SEC Formal Investigation of Company Is a “Claim” Against an Insured Person; But No Coverage for Informal Investigation
The United States District Court for the Northern District of Illinois, applying Illinois law, has held that an SEC "Order Directing Private Investigation and Designating Officers to Take Testimony" constituted a "Claim" against an insured person for a wrongful act even though the order did not specifically name any directors or officers as targets. National Stock Exch. v. Fed. Ins. Co., 2007 WL 1030293 (N.D. Ill. March 30, 2007). The court also held that fees and costs incurred in connection with the SEC's earlier, preliminary investigation were not covered defense costs.
The policy at issue provided coverage for "Loss" incurred on account of a "Claim" alleging a "Wrongful Act" made against the stock exchange's directors and officers. The policy defined "Claim" to include "a formal administrative or regulatory proceedings commenced by the filing of a . . . formal investigative order or similar document." The policy defined "Wrongful Act" to include "any error, misstatement, misleading statement, act, omission, neglect, or breach of duty committed, attempted, or allegedly committed or attempted, by an Insured Person." The policy defined "Loss" to include costs "defending or investigating Claims."
The stock exchange first received notice of a preliminary investigation by the SEC on October 16, 2003. After obtaining certain documents and information, the SEC issued an "Order Directing Private Investigation and Designating Officers to Take Testimony" on February 5, 2004. An attachment to this order indicated that the stock exchange may have violated certain securities laws and regulations. On May 19, 2005, the SEC filed an administrative cease-and-desist proceeding against the stock exchange, and also filed a civil lawsuit in federal court against one of the insured officers.
The insurer first argued that there was no Claim prior to the May 19, 2005, administrative proceedings and civil suit. Pointing to the phrase "formal investigative order" in this definition of "Claim," the court stated, however, that "[i]t is clear from this language that a formal investigation was intended to be included in the definition of 'Claim." The court then identified the February 5 order, which directed the SEC to conduct a private investigation and take testimony, as a formal investigation. The court, therefore, held that a Claim existed as of February 5, 2004.

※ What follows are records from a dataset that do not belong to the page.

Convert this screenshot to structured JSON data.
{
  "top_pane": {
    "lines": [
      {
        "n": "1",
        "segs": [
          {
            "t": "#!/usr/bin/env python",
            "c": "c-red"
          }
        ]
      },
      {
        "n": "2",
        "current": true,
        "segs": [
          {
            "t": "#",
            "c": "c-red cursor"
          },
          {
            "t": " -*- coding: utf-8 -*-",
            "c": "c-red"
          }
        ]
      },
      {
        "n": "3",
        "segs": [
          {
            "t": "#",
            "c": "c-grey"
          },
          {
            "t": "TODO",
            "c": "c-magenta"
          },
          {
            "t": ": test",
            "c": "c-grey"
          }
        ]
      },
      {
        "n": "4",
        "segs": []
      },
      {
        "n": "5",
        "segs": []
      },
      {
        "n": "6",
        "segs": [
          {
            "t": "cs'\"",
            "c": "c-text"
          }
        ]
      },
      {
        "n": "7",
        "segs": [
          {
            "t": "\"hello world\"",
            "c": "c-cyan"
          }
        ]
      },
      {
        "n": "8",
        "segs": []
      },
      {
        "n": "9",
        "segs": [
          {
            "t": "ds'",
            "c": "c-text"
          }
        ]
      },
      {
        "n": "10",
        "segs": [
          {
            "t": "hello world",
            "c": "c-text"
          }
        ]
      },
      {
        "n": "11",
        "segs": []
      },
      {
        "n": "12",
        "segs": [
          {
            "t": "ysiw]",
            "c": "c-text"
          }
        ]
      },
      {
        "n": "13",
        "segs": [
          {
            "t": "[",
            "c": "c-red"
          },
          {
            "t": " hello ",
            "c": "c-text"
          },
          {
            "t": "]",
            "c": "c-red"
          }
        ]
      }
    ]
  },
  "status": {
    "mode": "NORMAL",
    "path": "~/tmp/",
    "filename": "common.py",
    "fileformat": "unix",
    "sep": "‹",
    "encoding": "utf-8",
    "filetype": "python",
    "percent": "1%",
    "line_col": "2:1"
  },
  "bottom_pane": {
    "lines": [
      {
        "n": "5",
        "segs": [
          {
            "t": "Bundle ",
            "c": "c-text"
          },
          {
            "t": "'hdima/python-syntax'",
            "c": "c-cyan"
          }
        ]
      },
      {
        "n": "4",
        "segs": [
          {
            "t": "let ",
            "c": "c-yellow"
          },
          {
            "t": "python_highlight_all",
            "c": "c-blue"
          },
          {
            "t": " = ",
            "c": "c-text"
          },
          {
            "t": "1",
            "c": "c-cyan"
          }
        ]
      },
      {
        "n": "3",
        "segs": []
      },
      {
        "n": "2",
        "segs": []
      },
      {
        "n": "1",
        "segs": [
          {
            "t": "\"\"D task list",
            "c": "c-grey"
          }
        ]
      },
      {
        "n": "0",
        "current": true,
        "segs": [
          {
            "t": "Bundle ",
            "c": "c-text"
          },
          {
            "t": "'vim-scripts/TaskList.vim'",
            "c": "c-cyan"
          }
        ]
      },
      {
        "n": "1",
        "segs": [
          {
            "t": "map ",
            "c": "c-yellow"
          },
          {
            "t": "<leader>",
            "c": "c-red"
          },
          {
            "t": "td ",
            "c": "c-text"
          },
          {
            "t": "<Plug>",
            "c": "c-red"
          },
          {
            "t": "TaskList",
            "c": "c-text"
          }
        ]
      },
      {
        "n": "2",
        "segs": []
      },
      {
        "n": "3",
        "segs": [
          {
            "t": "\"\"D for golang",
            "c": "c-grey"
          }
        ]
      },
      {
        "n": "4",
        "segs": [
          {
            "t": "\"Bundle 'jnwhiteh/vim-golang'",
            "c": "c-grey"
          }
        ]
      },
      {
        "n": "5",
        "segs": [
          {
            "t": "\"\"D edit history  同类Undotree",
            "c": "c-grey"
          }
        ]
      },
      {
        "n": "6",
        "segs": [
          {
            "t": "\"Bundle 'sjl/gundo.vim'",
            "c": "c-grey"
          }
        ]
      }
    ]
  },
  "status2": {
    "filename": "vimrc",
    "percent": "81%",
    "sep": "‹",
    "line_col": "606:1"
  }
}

The court rejected the insurer's argument that the February 5 order was not a Claim for a Wrongful Act against an insured person. The court explained that although the investigation named the corporate entity rather than any individual insured, the order referred to an attachment that defined the corporate entity to include its "present and former officers and directors." The court stated that, "[c]ontrary to the [insurer's] assertions, the policy does not require the SEC to name specific individuals as the target of its proceedings." It reasoned that the broad reference in the SEC attachment to the company's officers and directors was sufficient to make the SEC order a "Claim" under the policy.
The court then addressed the separate issue relating to defense costs incurred in connection with the informal investigation. The stock exchange sought all costs incurred throughout the SEC investigation, including those costs incurred in connection with the preliminary investigation prior to the February 5 order. The court ruled, however, that costs incurred in connection with the preliminary investigation were not covered defense costs because "[c]ommon sense dictates that a Claim must first exist in order for a plaintiff to defend or investigate it."
The court then considered the stock exchange's bad faith Claim under 215 ILCS 5/155. The court observed that under Illinois law, "an insurer's conduct does not constitute [bad faith] if there is a bona fide dispute concerning the scope or application of the coverage." Further, an insurer is insulated from such a Claim so long as its coverage position was not "baseless." The court then held that despite its determination that there was coverage, the insurer's arguments to the contrary were not baseless and did not support a Claim for bad faith under the Illinois statute.